A few months ago I noticed the book The Back of the Napkin by Dan Roam appearing over and over again at Amazon in the section "Customers Who Bought This Item Also Bought." It was alongside a lot of my favorite books so I figured I should give it a read.
The subtitle of the book is "Solving Problems and Selling Ideas with Pictures" which is something that intrigued me as possibly being a very effective tool in ministry, leadership, counseling, business, social media, etc. I figured that it must be an effective means of communication if the idea for Southwest Airlines was diagramed on the back of a napkin (see image at bottom).

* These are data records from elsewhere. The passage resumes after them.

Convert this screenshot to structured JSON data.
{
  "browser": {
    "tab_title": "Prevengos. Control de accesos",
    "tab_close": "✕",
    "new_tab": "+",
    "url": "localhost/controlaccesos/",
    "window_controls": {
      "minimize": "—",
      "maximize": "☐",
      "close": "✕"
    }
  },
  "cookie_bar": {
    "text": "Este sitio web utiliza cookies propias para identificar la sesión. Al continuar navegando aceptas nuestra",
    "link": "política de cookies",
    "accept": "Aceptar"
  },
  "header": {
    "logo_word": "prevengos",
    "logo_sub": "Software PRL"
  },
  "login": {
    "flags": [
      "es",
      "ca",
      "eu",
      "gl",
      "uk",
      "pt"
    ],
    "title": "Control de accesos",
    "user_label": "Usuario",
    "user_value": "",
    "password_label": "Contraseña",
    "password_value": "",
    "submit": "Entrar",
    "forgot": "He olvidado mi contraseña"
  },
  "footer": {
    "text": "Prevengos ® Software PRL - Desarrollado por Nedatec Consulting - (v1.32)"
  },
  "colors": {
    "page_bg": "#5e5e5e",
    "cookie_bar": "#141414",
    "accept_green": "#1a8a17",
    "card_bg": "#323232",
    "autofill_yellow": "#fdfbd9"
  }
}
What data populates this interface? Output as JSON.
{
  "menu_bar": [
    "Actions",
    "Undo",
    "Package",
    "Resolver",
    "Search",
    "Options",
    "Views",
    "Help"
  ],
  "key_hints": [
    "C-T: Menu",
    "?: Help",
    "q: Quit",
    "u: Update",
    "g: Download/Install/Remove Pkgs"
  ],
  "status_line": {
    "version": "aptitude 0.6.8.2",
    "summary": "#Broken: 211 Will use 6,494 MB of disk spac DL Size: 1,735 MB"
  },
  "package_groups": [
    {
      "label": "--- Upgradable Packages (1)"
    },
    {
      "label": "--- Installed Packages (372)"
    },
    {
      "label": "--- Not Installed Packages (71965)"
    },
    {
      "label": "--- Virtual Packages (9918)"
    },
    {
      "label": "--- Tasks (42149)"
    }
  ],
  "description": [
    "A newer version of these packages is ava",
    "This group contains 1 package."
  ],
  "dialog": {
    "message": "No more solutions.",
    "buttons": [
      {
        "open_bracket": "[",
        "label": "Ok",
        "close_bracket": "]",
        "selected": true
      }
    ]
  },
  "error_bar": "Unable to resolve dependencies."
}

Diagramming on a whiteboard also seems to be one the teaching methods of Rob Bell, especially on his Everything is Spiritual tour, or the method of teaching for influential leaders. I think this is a very important book especially in our technological driven culture. It's almost unheard of that we should be unplugged or unwired and communicate in a means that doesn't involve technology. Teachers, pastors and leaders have been communicating important truths forever through the use of pictures, whether it be on a whiteboard, or flannelgraph if you want to go way back to our early Sunday school days.
What if there was a way to more quickly look at problems, more intuitively understand them, more confidently address them, and more rapidly convey to others what we've discovered? What if there was a way to make business problem solving more efficient, more effective, and--as much as I hate to say it--perhaps even a bit more fun? There is. It's called visual thinking, and it's what this book is all about: solving problems with pictures.
I think in our fast pace, high tech culture, it's nice to sit down with people in small or large gathering and walk people through your thinking. One of the advantages of drawing pictures is that you give people a visual where they can follow your thinking. For example, instead of just handing over a picture for them to see, you can actually walk them through the process of how you arrived at your idea, thought, etc. The power of this process really empowers those that you teach to better understand your ideas, clarify your thinking, and receive feedback for possible flaws or better avenues to innovation and creation.
About two weeks ago I walked out of the ECHO Conference after hearing Donald Miller speak on the idea of "story." I was talking with Tony Steward afterwards about the talk when he opened up his Moleskine and showed me the visual map or picture diagram of the talk Miller just gave. It was amazing to see the talk laid out visually on paper and it made more sense to see it visually then it would to have just written the talk down by bullet points and only with words.
Reading this book, talking with Tony Steward, and realizing that pictures can often explain and clarify what words cannot has turned me into a believer of this practice.
Therefore, I have a few recommendations:
- Buy and read the book, The Back of the Napkin by Dan Roam.
- Start reading Tony Steward's blog. It's great in this area of technology, social media, visual thinking, etc.
- Start practicing your ideas, sermons, lectures, business ideas, etc. by drawing them up on pictures on some paper.
- If you want to move from paper to computer, then check out Mind Meister. (HT: Tony Steward)